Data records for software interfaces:
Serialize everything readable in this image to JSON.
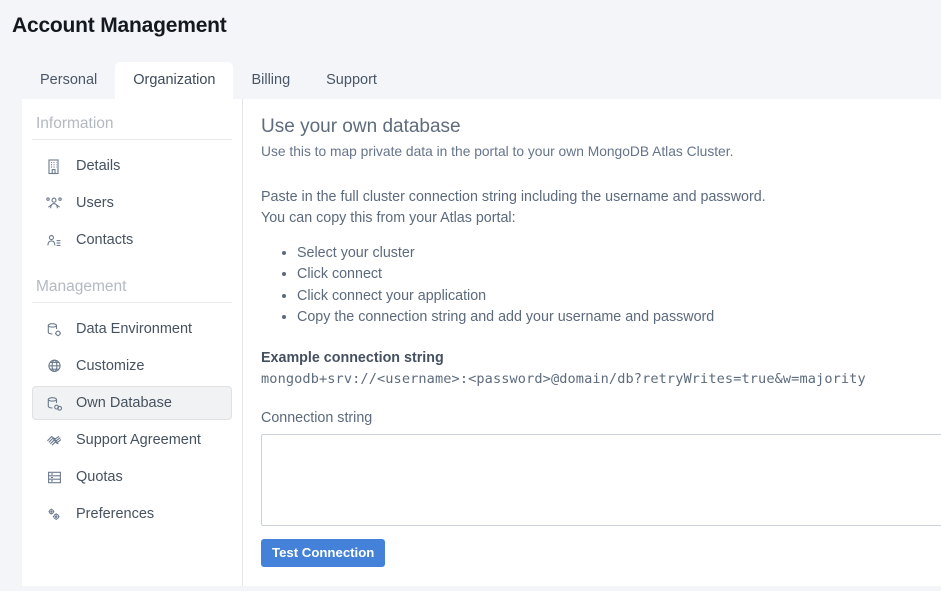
{
  "header": {
    "title": "Account Management"
  },
  "tabs": [
    {
      "label": "Personal",
      "active": false
    },
    {
      "label": "Organization",
      "active": true
    },
    {
      "label": "Billing",
      "active": false
    },
    {
      "label": "Support",
      "active": false
    }
  ],
  "sidebar": {
    "sections": [
      {
        "title": "Information",
        "items": [
          {
            "label": "Details",
            "icon": "building-icon",
            "selected": false
          },
          {
            "label": "Users",
            "icon": "users-group-icon",
            "selected": false
          },
          {
            "label": "Contacts",
            "icon": "contact-card-icon",
            "selected": false
          }
        ]
      },
      {
        "title": "Management",
        "items": [
          {
            "label": "Data Environment",
            "icon": "database-gear-icon",
            "selected": false
          },
          {
            "label": "Customize",
            "icon": "globe-icon",
            "selected": false
          },
          {
            "label": "Own Database",
            "icon": "database-link-icon",
            "selected": true
          },
          {
            "label": "Support Agreement",
            "icon": "handshake-icon",
            "selected": false
          },
          {
            "label": "Quotas",
            "icon": "server-stack-icon",
            "selected": false
          },
          {
            "label": "Preferences",
            "icon": "gears-icon",
            "selected": false
          }
        ]
      }
    ]
  },
  "main": {
    "title": "Use your own database",
    "subtitle": "Use this to map private data in the portal to your own MongoDB Atlas Cluster.",
    "paragraph_line1": "Paste in the full cluster connection string including the username and password.",
    "paragraph_line2": "You can copy this from your Atlas portal:",
    "steps": [
      "Select your cluster",
      "Click connect",
      "Click connect your application",
      "Copy the connection string and add your username and password"
    ],
    "example_label": "Example connection string",
    "example_string": "mongodb+srv://<username>:<password>@domain/db?retryWrites=true&w=majority",
    "field_label": "Connection string",
    "connection_value": "",
    "connection_placeholder": "",
    "test_button": "Test Connection"
  },
  "colors": {
    "page_background": "#f4f5f9",
    "panel_background": "#ffffff",
    "primary_button": "#4481d8",
    "selected_item_background": "#f1f2f3",
    "text_muted": "#5b6a7c"
  }
}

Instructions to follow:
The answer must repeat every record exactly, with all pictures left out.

Answer to this problem:
Serialize everything readable in this image to JSON.
{
  "header": {
    "title": "Account Management"
  },
  "tabs": [
    {
      "label": "Personal",
      "active": false
    },
    {
      "label": "Organization",
      "active": true
    },
    {
      "label": "Billing",
      "active": false
    },
    {
      "label": "Support",
      "active": false
    }
  ],
  "sidebar": {
    "sections": [
      {
        "title": "Information",
        "items": [
          {
            "label": "Details",
            "icon": "building-icon",
            "selected": false
          },
          {
            "label": "Users",
            "icon": "users-group-icon",
            "selected": false
          },
          {
            "label": "Contacts",
            "icon": "contact-card-icon",
            "selected": false
          }
        ]
      },
      {
        "title": "Management",
        "items": [
          {
            "label": "Data Environment",
            "icon": "database-gear-icon",
            "selected": false
          },
          {
            "label": "Customize",
            "icon": "globe-icon",
            "selected": false
          },
          {
            "label": "Own Database",
            "icon": "database-link-icon",
            "selected": true
          },
          {
            "label": "Support Agreement",
            "icon": "handshake-icon",
            "selected": false
          },
          {
            "label": "Quotas",
            "icon": "server-stack-icon",
            "selected": false
          },
          {
            "label": "Preferences",
            "icon": "gears-icon",
            "selected": false
          }
        ]
      }
    ]
  },
  "main": {
    "title": "Use your own database",
    "subtitle": "Use this to map private data in the portal to your own MongoDB Atlas Cluster.",
    "paragraph_line1": "Paste in the full cluster connection string including the username and password.",
    "paragraph_line2": "You can copy this from your Atlas portal:",
    "steps": [
      "Select your cluster",
      "Click connect",
      "Click connect your application",
      "Copy the connection string and add your username and password"
    ],
    "example_label": "Example connection string",
    "example_string": "mongodb+srv://<username>:<password>@domain/db?retryWrites=true&w=majority",
    "field_label": "Connection string",
    "connection_value": "",
    "connection_placeholder": "",
    "test_button": "Test Connection"
  },
  "colors": {
    "page_background": "#f4f5f9",
    "panel_background": "#ffffff",
    "primary_button": "#4481d8",
    "selected_item_background": "#f1f2f3",
    "text_muted": "#5b6a7c"
  }
}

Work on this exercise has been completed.